Author(s): Martin De Bie, Ivan Twohig
This experimentation have been made for a piece called « EMF topography« , part of the project « XYZ(t)-a » in collaboration with Ivan Twohig.
Embossing paper is a nice way to create pattern or typography in relief on paper. Usually, we did it manually like this tutorial explain it. But for this piece the aim was to emboss a map on a sheet of paper of 2m20 by 1m30, to realise this we have decide to use a cnc milling machine from the AVlab (fablab) of Strasbourg.
First step have been to find a proper tools to made it, we have buy an embossing stylus to explose it and just keep the metallic part, which was perfectly fitting into the cnc tool.
For the paper, you can use different kind but a thick one is better to mark well the trace of the tool (in our case Arches paper) and behind the paper you need a soft/resilient material, first i use multiple layer of waxed tablecloth but the perfect material was bulgomme an element that you usually put under a tablecloth.
For the first tests, the aim was to try how deep we can go to the material to have a good relief without scratch it.
This settings really depends on the machine that you will use, the thickness of your paper and the resilient material that you put behind. In my case, i was able to go down to 2mm.
After everything was try in small scale i start to work in big scale, a piece of paper of 2m20 by 1m30. We start by attaching the paper to bed of the machine without damage the back which the side that we wanted to exposed.
Everything was ok during the first ten minutes but with the pressure the paper start to create some waves where the fraise enter into the paper and scratch it.
For the second try and to not reproduce our mistake, we decide to build a simple tool, made in wood with the laser cut, attach to the head of the cnc machine to keep the paper flat around the fraise when we emboss it and avoid scratch. Details and download here.
And we restart the process a second time.

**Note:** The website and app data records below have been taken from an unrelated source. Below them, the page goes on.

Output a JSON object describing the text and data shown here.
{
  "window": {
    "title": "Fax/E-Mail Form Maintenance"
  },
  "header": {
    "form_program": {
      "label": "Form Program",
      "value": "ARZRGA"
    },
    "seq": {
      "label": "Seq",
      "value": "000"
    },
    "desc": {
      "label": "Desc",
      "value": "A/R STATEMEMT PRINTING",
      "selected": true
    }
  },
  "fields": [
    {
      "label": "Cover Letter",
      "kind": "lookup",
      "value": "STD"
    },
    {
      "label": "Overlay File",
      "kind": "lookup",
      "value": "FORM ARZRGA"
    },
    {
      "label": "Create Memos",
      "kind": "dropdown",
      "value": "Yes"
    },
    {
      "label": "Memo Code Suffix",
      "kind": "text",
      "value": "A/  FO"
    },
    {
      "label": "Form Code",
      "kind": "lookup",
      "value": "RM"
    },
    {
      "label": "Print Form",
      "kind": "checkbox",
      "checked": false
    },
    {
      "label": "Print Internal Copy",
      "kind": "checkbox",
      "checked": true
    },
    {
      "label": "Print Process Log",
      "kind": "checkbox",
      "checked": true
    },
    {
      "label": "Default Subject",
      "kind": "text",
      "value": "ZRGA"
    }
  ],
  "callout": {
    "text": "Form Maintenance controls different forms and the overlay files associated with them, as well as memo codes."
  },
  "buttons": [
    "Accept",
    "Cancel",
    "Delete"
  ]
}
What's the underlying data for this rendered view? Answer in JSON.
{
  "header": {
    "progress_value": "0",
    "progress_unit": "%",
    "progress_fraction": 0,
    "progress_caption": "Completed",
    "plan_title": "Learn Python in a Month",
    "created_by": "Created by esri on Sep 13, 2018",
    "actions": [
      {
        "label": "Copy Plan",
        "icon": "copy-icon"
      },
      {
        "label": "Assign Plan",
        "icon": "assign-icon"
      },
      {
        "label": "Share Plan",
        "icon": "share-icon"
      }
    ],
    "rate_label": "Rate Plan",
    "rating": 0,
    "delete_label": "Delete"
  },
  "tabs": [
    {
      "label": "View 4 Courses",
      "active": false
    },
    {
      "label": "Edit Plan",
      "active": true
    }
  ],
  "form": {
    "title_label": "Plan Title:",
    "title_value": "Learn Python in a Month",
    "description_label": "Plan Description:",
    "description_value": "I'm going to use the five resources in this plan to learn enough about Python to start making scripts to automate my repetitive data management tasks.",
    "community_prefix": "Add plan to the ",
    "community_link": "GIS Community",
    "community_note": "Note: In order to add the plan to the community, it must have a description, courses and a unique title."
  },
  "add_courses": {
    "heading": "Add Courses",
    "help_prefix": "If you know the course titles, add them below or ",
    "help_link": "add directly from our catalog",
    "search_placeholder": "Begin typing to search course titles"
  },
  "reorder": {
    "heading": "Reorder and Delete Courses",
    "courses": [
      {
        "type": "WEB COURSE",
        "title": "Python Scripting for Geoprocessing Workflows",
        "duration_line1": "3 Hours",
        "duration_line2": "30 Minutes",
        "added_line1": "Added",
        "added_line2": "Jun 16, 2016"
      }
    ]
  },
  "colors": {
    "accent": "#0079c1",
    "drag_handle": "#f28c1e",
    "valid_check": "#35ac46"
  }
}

Here you can see the result of this process exhibit into the exhibition « From bits to paper« .
I would like to thanks people from the AVlab for their help (Cléo, Vincent, Diane, Hervé…).